Information:
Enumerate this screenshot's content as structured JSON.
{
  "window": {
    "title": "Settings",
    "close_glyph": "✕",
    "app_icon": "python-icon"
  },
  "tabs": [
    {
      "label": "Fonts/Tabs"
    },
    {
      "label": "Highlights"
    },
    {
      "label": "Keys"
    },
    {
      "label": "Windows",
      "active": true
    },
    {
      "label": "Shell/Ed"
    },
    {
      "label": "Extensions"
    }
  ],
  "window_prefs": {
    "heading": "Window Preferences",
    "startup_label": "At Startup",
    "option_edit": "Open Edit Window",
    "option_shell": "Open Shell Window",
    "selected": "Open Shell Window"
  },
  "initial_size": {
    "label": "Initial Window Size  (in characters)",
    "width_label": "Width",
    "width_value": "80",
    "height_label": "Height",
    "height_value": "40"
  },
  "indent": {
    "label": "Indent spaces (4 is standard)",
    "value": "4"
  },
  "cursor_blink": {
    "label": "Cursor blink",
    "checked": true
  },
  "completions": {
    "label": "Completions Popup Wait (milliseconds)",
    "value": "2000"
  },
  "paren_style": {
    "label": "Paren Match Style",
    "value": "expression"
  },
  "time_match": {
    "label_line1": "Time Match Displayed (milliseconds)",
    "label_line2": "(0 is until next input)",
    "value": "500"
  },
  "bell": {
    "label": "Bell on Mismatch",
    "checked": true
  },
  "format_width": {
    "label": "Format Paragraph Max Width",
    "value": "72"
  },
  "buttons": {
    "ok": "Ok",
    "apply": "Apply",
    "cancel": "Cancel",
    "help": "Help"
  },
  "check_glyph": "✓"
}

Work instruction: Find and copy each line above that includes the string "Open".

Response to the exercise:
    "option_edit": "Open Edit Window",
    "option_shell": "Open Shell Window",
    "selected": "Open Shell Window"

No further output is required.